Of course, pharmacists cannot control the number of opioid prescriptions being written, but you can help educate patients, providers, and the community about the importance of proper disposal of unused prescriptions. Opioids are not the only concern - many other potentially dangerous medications are stolen from homes and misused or sold. Proper disposal can head off this diversion risk, while also preventing the types of accidental poisonings that send 52,000 children under age six to the emergency department each year.
Many well-meaning consumers dispose of medications by flushing them down the toilet or pouring them down the drain. Through increased education efforts, people are now beginning to realize that those disposal methods can be harmful to the environment.
In addition to increasing awareness about the misuse of unused drugs, pharmacists can educate patients about the easy and efficient disposal methods that some major pharmacy chains such as Walmart are offering to consumers. For example, at-home kits that contain a special powder can be combined with water in a bottle of unused medication, rendering the drug unusable and unavailable; the vial can then be disposed of in household trash - a more ecofriendly option than flushing the medication or pouring it down the drain.
The leftover risks
It is widely accepted that the rapid increase in opioid prescriptions since 2000 was the primary driver of the current nationwide epidemic.Consider this: if all patients took all their medication as prescribed, and properly disposed of any unused portions, would the opioid crisis be as severe as it is today? Considering more than 60% of patients claim to retain leftover prescription opioids for later use, lack of adherence to prescription and disposal guidelines is likely a contributing factor.
Preventing poisoning and pollution
Disposing of unused and expired medications also prevents accidental poisonings, particularly in children. Fatal drug poisonings have increased by 10%since 2000. Similarly, more than 9,000 children every year are hospitalized due to these poisonings. The Poison Prevention Packaging Act of 1970 legislated child-resistant packaging to reduce accidental poisonings and deaths, but

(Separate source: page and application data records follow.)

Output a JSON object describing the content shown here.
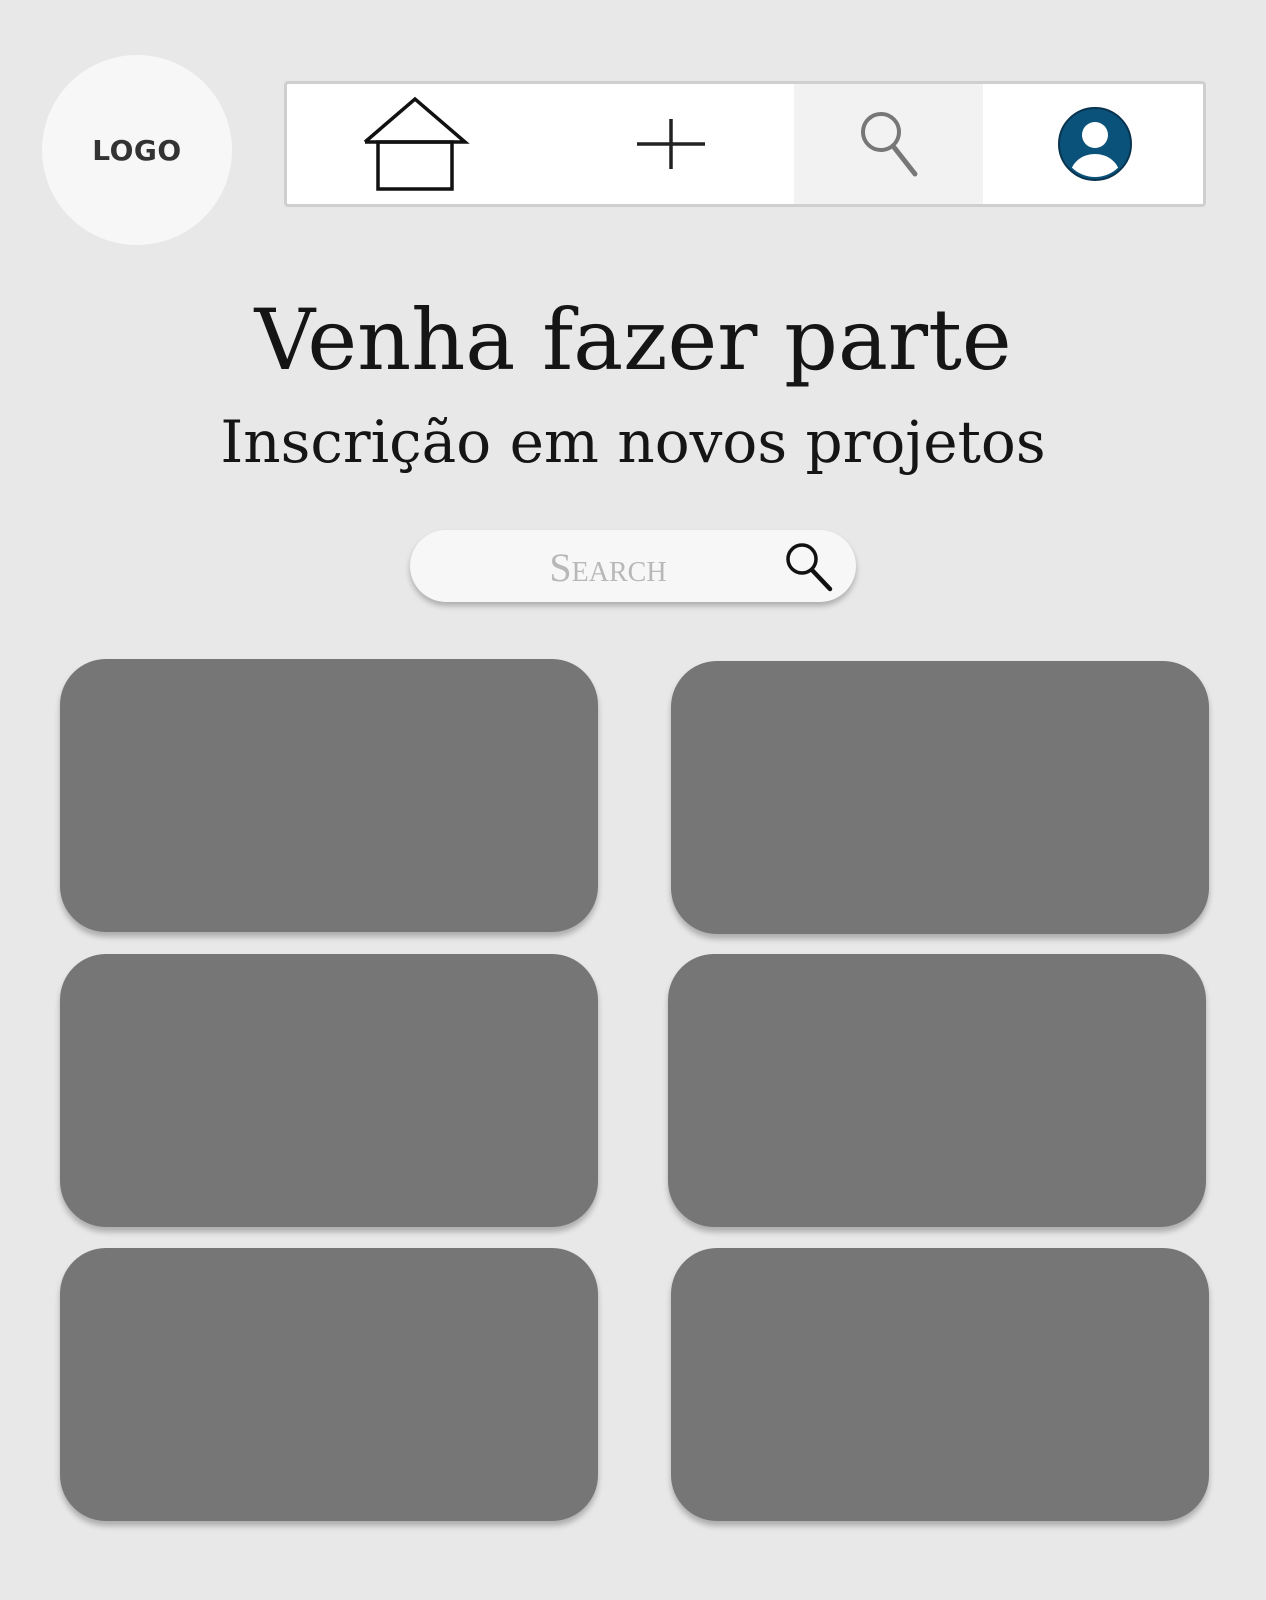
{
  "logo": {
    "label": "LOGO"
  },
  "navbar": {
    "items": [
      {
        "name": "home",
        "icon": "home-icon"
      },
      {
        "name": "add",
        "icon": "plus-icon"
      },
      {
        "name": "search",
        "icon": "search-icon"
      },
      {
        "name": "profile",
        "icon": "user-avatar-icon"
      }
    ],
    "avatar_color": "#0b527a"
  },
  "hero": {
    "title": "Venha fazer parte",
    "subtitle": "Inscrição em novos projetos"
  },
  "search": {
    "placeholder": "Search",
    "value": ""
  },
  "cards": {
    "count": 6,
    "color": "#767676"
  }
}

of accidental poisonings still involve child-resistant packaging.
Leftover prescription drugs not only result in poisonings and potential misuse,but when flushed down the toilet or dumped down the drain, they can pollute drinking water. A study of 50 wastewater treatment plants found 56 drugs in the water, including oxycodone, hypertension medications and various OTC drugs. Another study of 25 drinking-water treatment plants found that despite the rigorous filtering and cleaning process that occurs at the facilities, traces of carbamazepine, bupropion, cotinine, metoprolol and lithium persisted.
Newer, non-toxic disposal options can significantly reduce the environmental impact by offering an alternative to flushing medications down the toilet or drain. When environmentally conscious consumers have access to an easy-to-usedisposal method that’s also ecofriendly, they will be less likely to hold on to leftover medications.
Making proper disposal a priority
Numerous disposal options can be recommended to patients. However, traditional methods such as Take Back Days, kiosks, and mail-back envelopes require patients to transport unused medications to another location or to obtain a special envelope to enclose the drugs and then go to the post office. These extra steps and inconveniences prevent many people from acting as quickly as they should and can lead to keeping medications longer than needed - thereby increasing the risk of diversion and addiction as well as poisonings. In fact, the average length of time that Americans retain a prescription medication is three years. That’s 1,095 days that those pills are at risk for misuse.
By recommending a variety of disposal options to patients, pharmacist can play a pivotal role in fighting the nation’s opioid epidemic - while also protecting children from accidental poisonings and lessening the environmental impact of drug disposal.
John Holaday, Ph.D., is chairman, founder and CEO of DisposeRx.